Article Type: News and views From: International Journal of Health Care Quality Assurance, Volume 23, Issue 1
Keywords: Public health, Health services
A new “Smoke-free generation” of children say that they will never try a cigarette, think that smoking is really uncool and are increasingly worried about the health of smoking parents according to new research conducted on behalf of NHS Stop Smoking Services.
The research, which polled 1,000 children in England aged eight to 13, coincides with the launch of a powerful new Department of Health advertising campaign aimed at getting loved ones to stop smoking. It features real children, not actors, talking about how concerned they are about their parents’ smoking.
Gillian Merron, Public Health Minister said, “We understand how difficult it is to stop smoking. I hope this new campaign will give mums and dads the encouragement they need to realise they can do it with help from the NHS, and support from their children.
”You are four times more likely to quit if you use the free NHS stop smoking service. The facts are clear – every week 2,000 people die from smoking-related diseases, which has a devastating effect on children’s lives’.
Key findings include:
Almost all (96 per cent) children with a smoking parent wish that they would quit.
Nine out of ten children surveyed have never tried a cigarette, with 91 per cent of these believing that they will never try one.

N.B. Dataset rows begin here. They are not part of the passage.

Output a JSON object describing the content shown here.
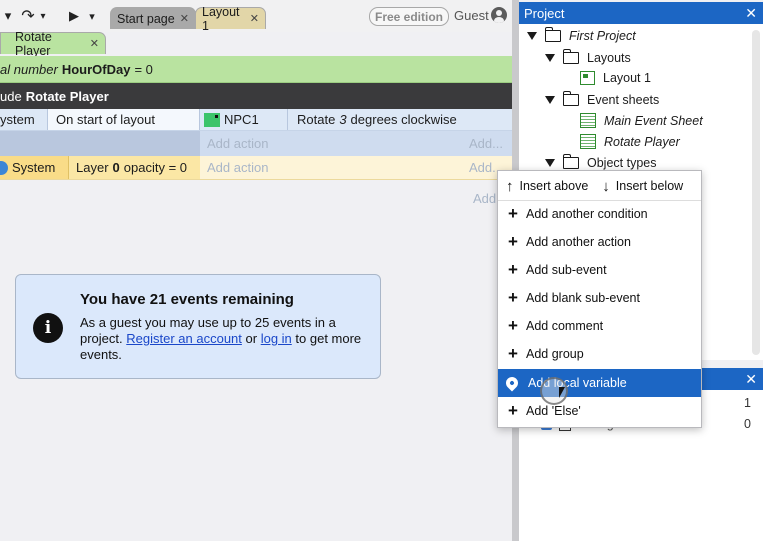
{
  "toolbar": {
    "undo_glyph": "↶",
    "redo_glyph": "↷",
    "play_glyph": "▶",
    "dropdown_glyph": "▾",
    "free_edition": "Free edition",
    "guest": "Guest"
  },
  "tabs": [
    {
      "label": "Start page",
      "close": "✕"
    },
    {
      "label": "Layout 1",
      "close": "✕"
    },
    {
      "label": "Rotate Player",
      "close": "✕"
    }
  ],
  "sheet": {
    "var_prefix": "al number",
    "var_name": "HourOfDay",
    "var_suffix": "= 0",
    "include_prefix": "ude",
    "include_name": "Rotate Player",
    "event1": {
      "object": "ystem",
      "condition": "On start of layout",
      "action_object": "NPC1",
      "action_pre": "Rotate",
      "action_num": "3",
      "action_post": "degrees clockwise",
      "add_action": "Add action",
      "add_dots": "Add..."
    },
    "event2": {
      "object": "System",
      "cond_pre": "Layer",
      "cond_num": "0",
      "cond_post": "opacity = 0",
      "add_action": "Add action",
      "add_dots": "Add..."
    },
    "trailing_add": "Add"
  },
  "info": {
    "icon": "i",
    "title": "You have 21 events remaining",
    "line1": "As a guest you may use up to 25 events in a project.",
    "link_register": "Register an account",
    "or": "or",
    "link_login": "log in",
    "line2": "to get more events."
  },
  "project": {
    "title": "Project",
    "close": "✕",
    "tree": [
      {
        "label": "First Project",
        "italic": true
      },
      {
        "label": "Layouts"
      },
      {
        "label": "Layout 1"
      },
      {
        "label": "Event sheets"
      },
      {
        "label": "Main Event Sheet",
        "italic": true
      },
      {
        "label": "Rotate Player",
        "italic": true
      },
      {
        "label": "Object types"
      }
    ]
  },
  "layers": {
    "close": "✕",
    "rows": [
      {
        "label": "",
        "count": "1"
      },
      {
        "label": "Background",
        "count": "0"
      }
    ]
  },
  "context_menu": {
    "insert_above": "Insert above",
    "insert_below": "Insert below",
    "items": [
      "Add another condition",
      "Add another action",
      "Add sub-event",
      "Add blank sub-event",
      "Add comment",
      "Add group",
      "Add local variable",
      "Add 'Else'"
    ],
    "highlight_index": 6
  },
  "colors": {
    "accent": "#1c66c4",
    "variable_row": "#b9e3a0",
    "include_row": "#3a3a3c",
    "event_row": "#dde8f6",
    "system_row": "#fdf4d8",
    "info_box": "#dbe8fb"
  }
}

Nearly two-thirds (64 per cent) of children whose parents smoke would rather their parents quit smoking than give them more pocket money.
More than nine out of ten children think that older people who smoke don’t look cool.
One in four children (27 per cent) believes that smoking could be extinct by 2030.
This emerging picture of the first “Smokefree Generation” is backed up by the latest Information Centre statistics on tobacco which show that regular smoking among 11 to 15 year olds has halved since its peak in the mid 1990s.
The majority of children are clear on the risks of smoking, with nine out of ten (87 per cent) children polled believing that people smoking around them is damaging to their health, and three quarters (76 per cent) recognising that it increases the likelihood of developing cancer.
Deborah Arnott, chief executive, Action on Smoking Health (ASH) said,
“These powerful new adverts are about tapping into emotions that children of smoking parents are experiencing on a day to day basis. This campaign gives smokers a clear incentive as to why they should quit and a clear guide as to how they should do so – using free local NHS support”.
Children are increasingly worried about the impact smoking has on family life, with four out of 10 indicating they have at least one parent who smoke, with half (51 per cent) doing so in the home and a third (35 per cent) doing so in the car. A further three quarters (76 per cent of children whose parents smoke in the car are concerned about damage to their health.
Children polled felt that the main benefit to being brought up in a smokefree environment was the improved health of the family (84 per cent), a more pleasant living environment (71 per cent) and improved family finances (69 per cent).
Kath Luxton, Local NHS Stop Smoking Adviser from West Sussex PCT said, “We work with lots of families to help parents stop smoking in a way that suits them best. This could be one-to-one sessions at a time or place that suits, group sessions for moral support or prescribing nicotine replacement to help them through those tough first few weeks. All our families who’ve been successful tell us that our help and support was invaluable in helping them give up smoking for good”.
For more information: www.dh.gov.uk